Only two studies reported significant differences between subjects treated with ice and compression and compression alone. One of these studies found no differences between groups in knee ROM after ACL reconstruction, although there was a significantly decreased analgesic consumption reported in favour of the ice and compression group, compared to the compression alone group. Another study examined subjects post–ACL reconstruction, where two groups were treated with simultaneous ice and compression and a third with compression only. The ice and compression groups were cooled to slightly different temperatures using a commercial ice machine (5°C and 10°C). The subjects who used less extreme cooling (10°C group) with simultaneous compression had significantly lower subjective pain scores and analgesic consumption compared to those using compression alone. In contrast, there were no significant differences in subjects treated with simultaneous cooling (5°C group) and compression and those treated with compression only in terms of subjective pain scores and analgesic consumption. This would suggest the degree of cooling has an effect on the effectiveness of ice therapy.

Despite (or perhaps because of) the diligent work of the authors, the findings of most randomised controlled trials provide confusing findings which make their interpretation and implementation into clinical practice difficult. If ice and compression are more effective than ice alone, and compression alone is as effective as ice and compression – then why do we use ice at all? On research findings this is a very valid question and the authors quite rightly call for more high-quality studies to ensure that clinicians and sportsmen are following evidence-based guidelines in the treatment of acute soft-tissue injuries.
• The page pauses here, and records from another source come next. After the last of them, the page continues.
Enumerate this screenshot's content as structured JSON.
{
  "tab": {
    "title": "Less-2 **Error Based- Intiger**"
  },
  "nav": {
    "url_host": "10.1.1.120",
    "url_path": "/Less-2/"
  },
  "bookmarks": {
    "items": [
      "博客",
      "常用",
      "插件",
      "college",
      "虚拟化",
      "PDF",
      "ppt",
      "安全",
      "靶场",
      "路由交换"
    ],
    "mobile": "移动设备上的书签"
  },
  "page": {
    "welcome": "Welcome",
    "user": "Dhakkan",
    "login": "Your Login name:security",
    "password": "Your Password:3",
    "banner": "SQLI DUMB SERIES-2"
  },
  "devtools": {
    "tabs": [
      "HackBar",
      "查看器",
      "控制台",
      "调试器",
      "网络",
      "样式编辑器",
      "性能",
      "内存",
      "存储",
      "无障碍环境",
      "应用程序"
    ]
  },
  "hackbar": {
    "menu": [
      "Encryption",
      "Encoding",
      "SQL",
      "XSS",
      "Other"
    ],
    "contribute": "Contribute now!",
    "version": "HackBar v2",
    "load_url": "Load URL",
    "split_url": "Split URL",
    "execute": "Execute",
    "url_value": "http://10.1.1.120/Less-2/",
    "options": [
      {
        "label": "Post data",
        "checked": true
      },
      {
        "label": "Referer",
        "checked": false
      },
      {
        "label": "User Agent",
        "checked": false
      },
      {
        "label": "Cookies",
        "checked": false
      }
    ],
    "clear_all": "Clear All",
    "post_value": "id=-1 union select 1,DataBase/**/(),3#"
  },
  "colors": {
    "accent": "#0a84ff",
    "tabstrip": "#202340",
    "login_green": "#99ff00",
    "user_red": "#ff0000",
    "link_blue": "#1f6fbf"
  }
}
They rightly state that future research must focus on developing modes, durations, and frequencies of ice application, which will optimise ice therapy during immediate and rehabilitative care. However this panacea in ice therapy may never be achieved. The individual parameters related to the patient and their injury may prove too wide ranging to allow a consensus on optimal treatment – those pesky patients always get in the way of randomised controlled trials related to physical therapy treatments.

In the absence of definitive research evidence physiotherapists in the ‘real world' must continue to do what they've always done – make clinical decisions on the modes, durations, and frequencies of ice application, based on the individual patient and their injury. If in doubt it would appear ice and compression can do no harm if applied properly – and one or the other seems better than no treatment at all in the acute stage of injury.